you rub the item on your clothing really fast and hard until it gets
hot, then smell it. It has a distinctive burnt smell which other
plastics don’t have. Can’t really describe it, but once you’ve smelled
it you don’t forget.

Rene Roberts


No no no no no! Never use the hot needle test! You will greatly
reduce or even destroy the value of an item (and some pieces of
jewelry are fetching thousands of dollars these days). You could also
get hurt - your item might be made of celluloid, which is flammable.
Use your eyes, your ears, the hot water and/or 409 test (see my
previous email on the subject). kara
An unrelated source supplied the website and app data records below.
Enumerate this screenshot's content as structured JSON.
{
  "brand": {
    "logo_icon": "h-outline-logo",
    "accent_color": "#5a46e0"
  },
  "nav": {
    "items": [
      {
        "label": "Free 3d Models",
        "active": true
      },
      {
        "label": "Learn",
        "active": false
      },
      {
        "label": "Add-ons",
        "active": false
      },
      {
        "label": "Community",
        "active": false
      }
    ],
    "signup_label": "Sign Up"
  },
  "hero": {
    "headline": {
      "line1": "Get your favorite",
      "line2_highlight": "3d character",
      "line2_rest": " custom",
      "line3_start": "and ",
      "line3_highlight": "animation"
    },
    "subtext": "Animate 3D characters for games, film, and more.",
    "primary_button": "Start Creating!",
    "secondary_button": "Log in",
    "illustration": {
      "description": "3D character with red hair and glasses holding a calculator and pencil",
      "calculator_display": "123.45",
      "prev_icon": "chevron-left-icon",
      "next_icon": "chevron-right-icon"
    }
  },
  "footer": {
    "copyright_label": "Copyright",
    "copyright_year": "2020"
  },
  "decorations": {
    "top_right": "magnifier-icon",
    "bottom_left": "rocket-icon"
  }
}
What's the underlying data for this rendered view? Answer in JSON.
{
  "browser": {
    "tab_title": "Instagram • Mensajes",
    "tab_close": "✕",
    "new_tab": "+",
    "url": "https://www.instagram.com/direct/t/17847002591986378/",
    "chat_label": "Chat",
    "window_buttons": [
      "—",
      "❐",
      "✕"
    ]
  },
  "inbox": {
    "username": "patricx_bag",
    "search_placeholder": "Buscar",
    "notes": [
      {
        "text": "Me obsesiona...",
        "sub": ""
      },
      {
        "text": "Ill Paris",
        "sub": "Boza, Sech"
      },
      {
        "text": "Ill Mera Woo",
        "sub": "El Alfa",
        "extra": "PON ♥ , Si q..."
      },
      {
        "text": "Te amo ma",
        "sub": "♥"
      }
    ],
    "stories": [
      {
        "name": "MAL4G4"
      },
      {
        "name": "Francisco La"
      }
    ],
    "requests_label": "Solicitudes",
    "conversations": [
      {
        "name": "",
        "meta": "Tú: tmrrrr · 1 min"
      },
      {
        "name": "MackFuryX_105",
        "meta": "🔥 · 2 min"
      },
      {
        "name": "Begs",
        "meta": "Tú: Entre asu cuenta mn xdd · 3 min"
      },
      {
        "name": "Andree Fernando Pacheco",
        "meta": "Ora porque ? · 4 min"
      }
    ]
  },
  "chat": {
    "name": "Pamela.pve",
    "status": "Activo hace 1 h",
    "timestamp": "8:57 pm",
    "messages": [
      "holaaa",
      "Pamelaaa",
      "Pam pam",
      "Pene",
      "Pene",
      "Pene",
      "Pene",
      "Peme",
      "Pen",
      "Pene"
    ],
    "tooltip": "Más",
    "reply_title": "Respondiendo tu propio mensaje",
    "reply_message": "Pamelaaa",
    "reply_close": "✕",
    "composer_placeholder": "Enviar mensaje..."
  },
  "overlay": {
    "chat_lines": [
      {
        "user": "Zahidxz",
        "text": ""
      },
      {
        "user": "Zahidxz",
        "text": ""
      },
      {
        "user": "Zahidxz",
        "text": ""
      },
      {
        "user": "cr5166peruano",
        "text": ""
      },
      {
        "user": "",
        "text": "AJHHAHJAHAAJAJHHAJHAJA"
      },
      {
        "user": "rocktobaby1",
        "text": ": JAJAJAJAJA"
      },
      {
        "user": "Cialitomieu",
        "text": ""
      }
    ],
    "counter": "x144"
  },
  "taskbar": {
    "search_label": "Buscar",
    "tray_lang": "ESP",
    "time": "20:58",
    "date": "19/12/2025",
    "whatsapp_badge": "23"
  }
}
           Unfortunately, Bakelite has a tendency to "explode" when
near fire, so many woman got their face or fingers burned from using
Bakelite  cigarette holders or so the story goes...snip 

Sounds more like a story about celluloid, not Bakelite.

Centerpart Studio


Christine, I think the story about exploding Bakelite cigarette
holders somehow got jumbled as it passed thru many mouth-to-mouth
interpretations. Bakelite is a highly cross linked polymer that does
not melt, is difficult to burn and certainly does not explode when
heated. HOWEVER, at about the same time that Bakelite came out,
another polymer called “Celluloid” was very popular. Celluloid was
made from Nitrocellulose, which is extremely flammable and indeed
explosive. In fact, Bakelite was invented to replace celluloid which
was used in the manufacture of billiard (pool) balls. Incidentally,
movie film from the 20s and 30s was also made from Celluloid. Many a
movie theater burned to the ground when film caught fire from the
heat of the projection lamps. Regards…Bob Williams


Robert: You may be right…I knew it was one or the other…I
collected Celluloid before Bakelite so that makes sense…

thank you for the clarification Christine